13 June 2016
Maybe it’s due to my background in law, but while supplying workwear over the past 25 years I’ve noticed that UK organisations are misapplying the HSE regulations in several different ways – and losing out considerably. Here’s one example.
Manufacturers spend millions each year creating fantastic and innovative health and safety products with the potential to improve the lives of the UK’s workforce considerably. Yet often these products just sit on the shelves, benefitting no one. Companies reject these products on the basis of cost, but often, it needn’t even cost them a penny. I can explain.
Legally speaking, UK companies must pay for all necessary Personal Protective Equipment (PPE). However, comfort or wellbeing products are often not such “necessary” items of PPE, which is why companies can refuse to buy them. However, this also means that UK companies are not obliged to pay for them. Instead, the workforce can lawfully be offered the choice to buy these products themselves, at their own cost or partly subsidised by the employer.
If handled properly, this represents the ultimate win-win solution. Workers have access to the best, most innovative H&S products that could significantly improve their daily lives, while H&S officers feel more fulfilled, procurement managers are pleased at the savings and the company benefits overall from a happier, more motivated workforce. Also, empowering the workforce to share responsibility for their own wellbeing can reduce any subsequent compensation claims as the onus partly shifts onto the employee for rejecting any product that could have prevented the injury.
There are other win-win solutions I could suggest, but even just this single idea can significantly reduce the UK’s injury statistics and benefit UK companies enormously – and IOSH (The Institution of Occupational Safety & Health) agrees.

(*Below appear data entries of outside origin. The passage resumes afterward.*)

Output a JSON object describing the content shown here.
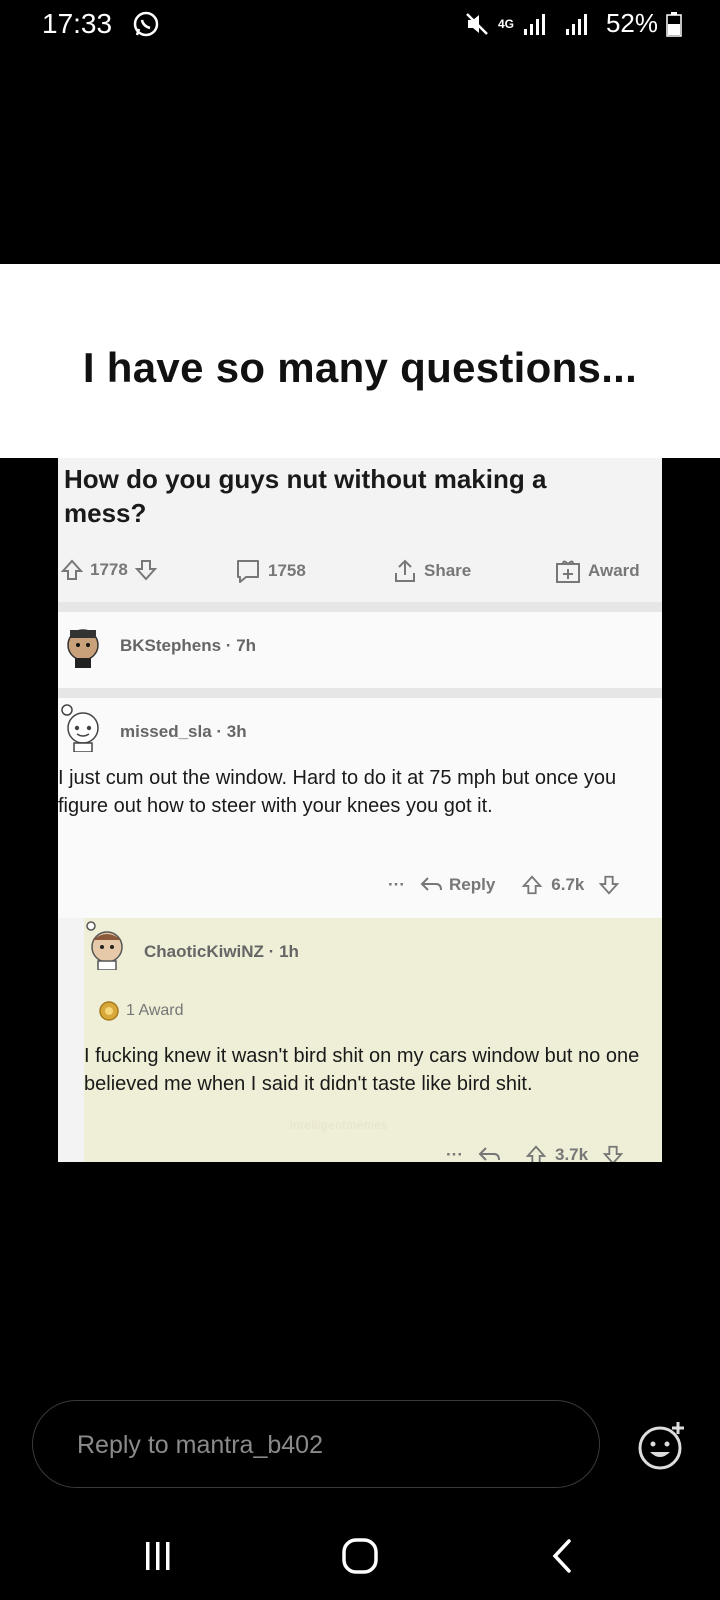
{
  "status_bar": {
    "time": "17:33",
    "battery": "52%",
    "network": "4G"
  },
  "caption": "I have so many questions...",
  "post": {
    "title": "How do you guys nut without making a mess?",
    "upvotes": "1778",
    "comments": "1758",
    "share_label": "Share",
    "award_label": "Award"
  },
  "comments": [
    {
      "username": "BKStephens",
      "time": "7h"
    },
    {
      "username": "missed_sla",
      "time": "3h",
      "text": "I just cum out the window. Hard to do it at 75 mph but once you figure out how to steer with your knees you got it.",
      "reply_label": "Reply",
      "score": "6.7k"
    },
    {
      "username": "ChaoticKiwiNZ",
      "time": "1h",
      "award": "1 Award",
      "text": "I fucking knew it wasn't bird shit on my cars window but no one believed me when I said it didn't taste like bird shit.",
      "score": "3.7k"
    }
  ],
  "watermark": "intelligentmemes",
  "reply_bar": {
    "placeholder": "Reply to mantra_b402"
  },
  "icons": [
    "whatsapp-icon",
    "mute-icon",
    "signal-icon",
    "battery-icon",
    "upvote-icon",
    "downvote-icon",
    "comment-icon",
    "share-icon",
    "award-icon",
    "emoji-add-icon",
    "recents-icon",
    "home-icon",
    "back-icon"
  ]
}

Of course, proper legal consultancy is required to ensure compliance with HSE regulations – but don’t worry, that’s my job.